**Problem description**
What is needed here is an exact copy of every entry.

Extracted records

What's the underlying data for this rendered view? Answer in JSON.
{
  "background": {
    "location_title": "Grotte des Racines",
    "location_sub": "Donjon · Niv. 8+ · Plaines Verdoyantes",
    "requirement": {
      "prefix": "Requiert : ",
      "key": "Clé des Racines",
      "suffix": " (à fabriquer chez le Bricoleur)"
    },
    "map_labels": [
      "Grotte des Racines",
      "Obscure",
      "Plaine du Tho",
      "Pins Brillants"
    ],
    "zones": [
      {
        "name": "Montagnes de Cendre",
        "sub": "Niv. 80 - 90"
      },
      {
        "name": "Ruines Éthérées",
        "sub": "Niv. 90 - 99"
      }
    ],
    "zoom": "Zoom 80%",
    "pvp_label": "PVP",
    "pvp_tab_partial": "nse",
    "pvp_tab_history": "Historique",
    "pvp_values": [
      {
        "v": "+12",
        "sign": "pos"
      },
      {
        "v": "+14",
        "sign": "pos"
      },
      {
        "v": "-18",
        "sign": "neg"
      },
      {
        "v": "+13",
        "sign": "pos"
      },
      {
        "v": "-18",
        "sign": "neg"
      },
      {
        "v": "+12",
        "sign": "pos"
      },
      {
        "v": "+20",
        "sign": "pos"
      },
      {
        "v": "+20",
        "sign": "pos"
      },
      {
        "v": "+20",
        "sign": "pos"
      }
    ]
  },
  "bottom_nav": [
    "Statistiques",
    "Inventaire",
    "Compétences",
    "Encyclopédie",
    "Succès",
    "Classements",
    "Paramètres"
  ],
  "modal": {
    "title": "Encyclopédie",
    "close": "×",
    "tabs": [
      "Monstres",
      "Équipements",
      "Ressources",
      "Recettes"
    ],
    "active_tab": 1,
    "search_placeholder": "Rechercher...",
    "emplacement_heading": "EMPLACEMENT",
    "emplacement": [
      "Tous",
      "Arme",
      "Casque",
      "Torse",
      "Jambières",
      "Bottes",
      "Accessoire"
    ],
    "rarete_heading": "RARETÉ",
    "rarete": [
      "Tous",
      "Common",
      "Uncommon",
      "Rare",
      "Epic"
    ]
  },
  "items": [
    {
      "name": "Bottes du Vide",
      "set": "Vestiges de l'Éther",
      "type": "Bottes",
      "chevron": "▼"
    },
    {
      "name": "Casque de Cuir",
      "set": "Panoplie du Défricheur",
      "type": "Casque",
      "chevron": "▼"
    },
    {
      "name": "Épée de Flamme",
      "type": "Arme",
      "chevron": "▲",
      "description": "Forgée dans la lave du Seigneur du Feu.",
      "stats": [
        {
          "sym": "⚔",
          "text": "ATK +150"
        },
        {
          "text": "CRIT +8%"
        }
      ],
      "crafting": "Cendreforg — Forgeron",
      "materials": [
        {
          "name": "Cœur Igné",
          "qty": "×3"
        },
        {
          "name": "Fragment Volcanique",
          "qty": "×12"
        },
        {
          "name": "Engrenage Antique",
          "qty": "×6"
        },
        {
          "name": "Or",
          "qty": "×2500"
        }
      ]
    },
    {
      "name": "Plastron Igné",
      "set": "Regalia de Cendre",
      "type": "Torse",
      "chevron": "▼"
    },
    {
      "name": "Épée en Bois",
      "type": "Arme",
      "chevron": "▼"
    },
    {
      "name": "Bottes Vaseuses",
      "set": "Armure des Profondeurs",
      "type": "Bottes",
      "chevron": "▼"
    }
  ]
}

**Output**
What's the underlying data for this rendered view? Answer in JSON.
{
  "background": {
    "location_title": "Grotte des Racines",
    "location_sub": "Donjon · Niv. 8+ · Plaines Verdoyantes",
    "requirement": {
      "prefix": "Requiert : ",
      "key": "Clé des Racines",
      "suffix": " (à fabriquer chez le Bricoleur)"
    },
    "map_labels": [
      "Grotte des Racines",
      "Obscure",
      "Plaine du Tho",
      "Pins Brillants"
    ],
    "zones": [
      {
        "name": "Montagnes de Cendre",
        "sub": "Niv. 80 - 90"
      },
      {
        "name": "Ruines Éthérées",
        "sub": "Niv. 90 - 99"
      }
    ],
    "zoom": "Zoom 80%",
    "pvp_label": "PVP",
    "pvp_tab_partial": "nse",
    "pvp_tab_history": "Historique",
    "pvp_values": [
      {
        "v": "+12",
        "sign": "pos"
      },
      {
        "v": "+14",
        "sign": "pos"
      },
      {
        "v": "-18",
        "sign": "neg"
      },
      {
        "v": "+13",
        "sign": "pos"
      },
      {
        "v": "-18",
        "sign": "neg"
      },
      {
        "v": "+12",
        "sign": "pos"
      },
      {
        "v": "+20",
        "sign": "pos"
      },
      {
        "v": "+20",
        "sign": "pos"
      },
      {
        "v": "+20",
        "sign": "pos"
      }
    ]
  },
  "bottom_nav": [
    "Statistiques",
    "Inventaire",
    "Compétences",
    "Encyclopédie",
    "Succès",
    "Classements",
    "Paramètres"
  ],
  "modal": {
    "title": "Encyclopédie",
    "close": "×",
    "tabs": [
      "Monstres",
      "Équipements",
      "Ressources",
      "Recettes"
    ],
    "active_tab": 1,
    "search_placeholder": "Rechercher...",
    "emplacement_heading": "EMPLACEMENT",
    "emplacement": [
      "Tous",
      "Arme",
      "Casque",
      "Torse",
      "Jambières",
      "Bottes",
      "Accessoire"
    ],
    "rarete_heading": "RARETÉ",
    "rarete": [
      "Tous",
      "Common",
      "Uncommon",
      "Rare",
      "Epic"
    ]
  },
  "items": [
    {
      "name": "Bottes du Vide",
      "set": "Vestiges de l'Éther",
      "type": "Bottes",
      "chevron": "▼"
    },
    {
      "name": "Casque de Cuir",
      "set": "Panoplie du Défricheur",
      "type": "Casque",
      "chevron": "▼"
    },
    {
      "name": "Épée de Flamme",
      "type": "Arme",
      "chevron": "▲",
      "description": "Forgée dans la lave du Seigneur du Feu.",
      "stats": [
        {
          "sym": "⚔",
          "text": "ATK +150"
        },
        {
          "text": "CRIT +8%"
        }
      ],
      "crafting": "Cendreforg — Forgeron",
      "materials": [
        {
          "name": "Cœur Igné",
          "qty": "×3"
        },
        {
          "name": "Fragment Volcanique",
          "qty": "×12"
        },
        {
          "name": "Engrenage Antique",
          "qty": "×6"
        },
        {
          "name": "Or",
          "qty": "×2500"
        }
      ]
    },
    {
      "name": "Plastron Igné",
      "set": "Regalia de Cendre",
      "type": "Torse",
      "chevron": "▼"
    },
    {
      "name": "Épée en Bois",
      "type": "Arme",
      "chevron": "▼"
    },
    {
      "name": "Bottes Vaseuses",
      "set": "Armure des Profondeurs",
      "type": "Bottes",
      "chevron": "▼"
    }
  ]
}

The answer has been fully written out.